In the privacy of his office late Monday afternoon, Nationals Manager Davey Johnson chuckled about all those Stephen Strasburg questions from the media after a 2-0, season-opening victory over the Miami Marlins. Johnson figured some would disagree with his decision to remove the right-hander after seven strong innings. And he couldn’t have cared less.
“Now don’t you start in on me, too,” Johnson said playfully, moments after addressing the move during a news conference. “Hey, I know what some people say: ‘Why take him out?’ But since my first year managing, from Day 1, I’ve always believed in getting something positive [from young pitchers]. I wasn’t going to give it a chance to turn into something negative.”
Makes sense to me.
Strasburg delivered exactly the type of opening day start the Nationals expected from their ace. He gave up three hits, struck out three and had no walks while overpowering Miami in an efficient, 80-pitch, 52-strike performance. During one stretch from the first through the seventh, Strasburg retired 19 in a row.
But the weather turned chilly. And Nats General Manager Mike Rizzo has assembled a bullpen that could be second to none in baseball. There was no good reason for Johnson to push Strasburg to the eighth or ninth. “He did what he had to do,” Johnson said of his ace. After Strasburg left the game, Tyler Clippard worked a scoreless eighth and new closer Rafael Soriano cruised to his first save.
Once again, though, the Nationals didn’t let Strasburg do enough, their critics would contend. Remember: It was only a season ago that Rizzo and Johnson were blasted, mostly anonymously, by their peers for the organization’s controversial decision to shut down Strasburg after 28 starts in his first full season following Tommy John surgery. To hear some tell it, the Nationals ruined the integrity of the game by playing it safe with a World Series appearance potentially at stake.
This season, the handcuffs are supposed to come off. Strasburg, the Nationals say, will be in it until the end, assuming he remains physically sound.

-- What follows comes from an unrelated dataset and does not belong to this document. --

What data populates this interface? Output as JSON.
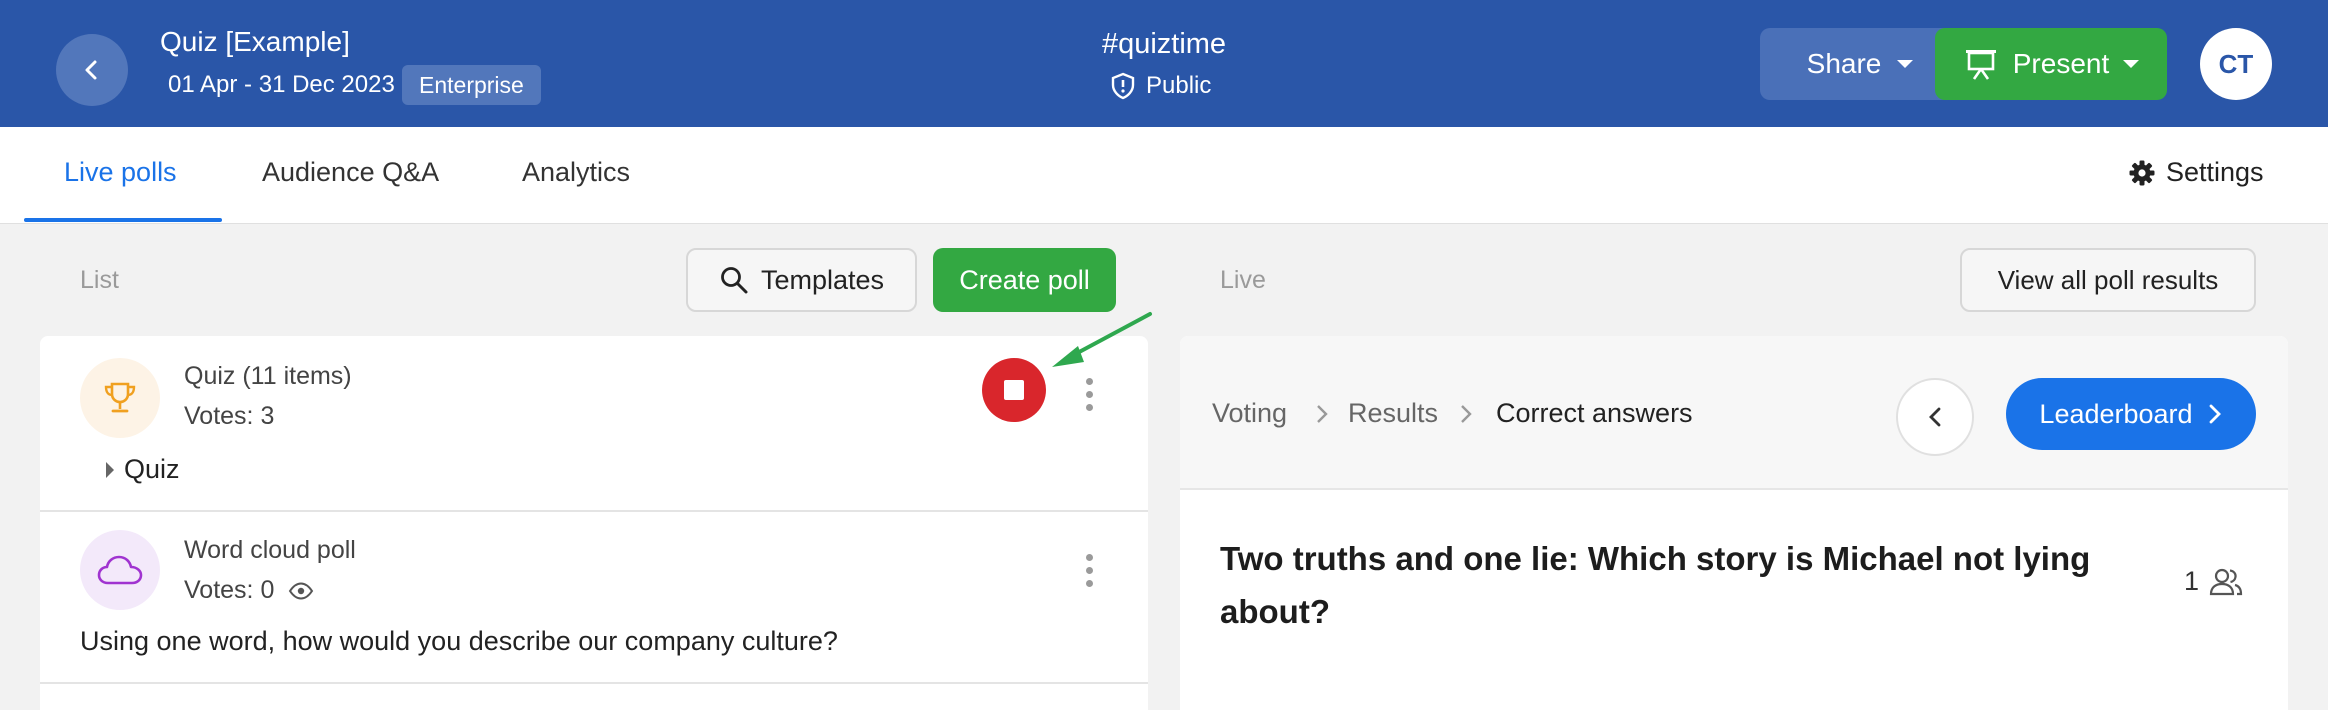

Anyone who knows Rizzo and Johnson knows that’s not lip service. They’re both brutally honest. And nothing that happened against the Marlins is at odds with their public comments.
Because Strasburg has been so dominant when he’s healthy (he had 197 strikeouts in 159 1/3 innings in 2012), it’s easy to forget he only has made 46 career starts, without a complete game, in parts of four seasons. He’s a once-in-a-generation pitcher and a front man for what could become baseball’s next dynasty.
At this point, however, he’s also still a 24-year-old pup — albeit one who throws fastballs in the high 90s, a changeup in the high 80s and, when he’s in a grove like he was Monday, is downright unfair to batters.
Even after getting into a jam in the seventh – the Marlins had runners on the corners with one out – Strasburg made a good pitch to get a fly ball, and the Marlins helped him out by foolishly running into an inning-ending double play. Strasburg could have gone back out for more, but it wasn’t the right moment to break through a barrier.
“I felt good,” he said. “If it wasn’t opening day and the first start of the year, it would have been a different story.”
That’s good news to his teammates. Although players understood management’s thinking for protecting Strasburg last season, they would always prefer to roll with a hard-throwing pitcher capable of shutting down any batting order.
As good as Strasburg was against the Marlins, he’ll get even better as he continues to develop throughout the season.
“For me and for my team, to see him [pitch] like that today, you just want him to stay healthy,” said catcher Wilson Ramos, who returned to the lineup after missing most of last season with a knee injury. “You know he has great stuff. You saw it today. But you know we’re not just thinking [about] today. We’re trying to win. Win a lot.”
Division titles aren’t won on opening day. And no matter how well teams play, pennants and World Series championship trophies aren’t handed out in the first week of the season. On Monday, the Nationals took one small step in a long process. They’ll be cool as long as Strasburg walks with them all season.
“For the first game, just get him going,” second baseman Danny Espinosa said. “He threw really well today. I mean, he was pretty lights out. Why push him just to push him? You’re going to make him throw a hundred pitches just to throw a hundred pitches? With our bullpen? That’s not what Davey does.”
This season, Johnson is counting on Strasburg to be a big part of his plans. “Will I let him go [further]? Absolutely,” Johnson said. “But it’s not just going to be [for show]. I’ve got a little experience doing this. So I think I’ll keep deciding when he’s coming out. Got that?”
Yep. Strasburg is getting closer to going longer. It’s just a matter of timing.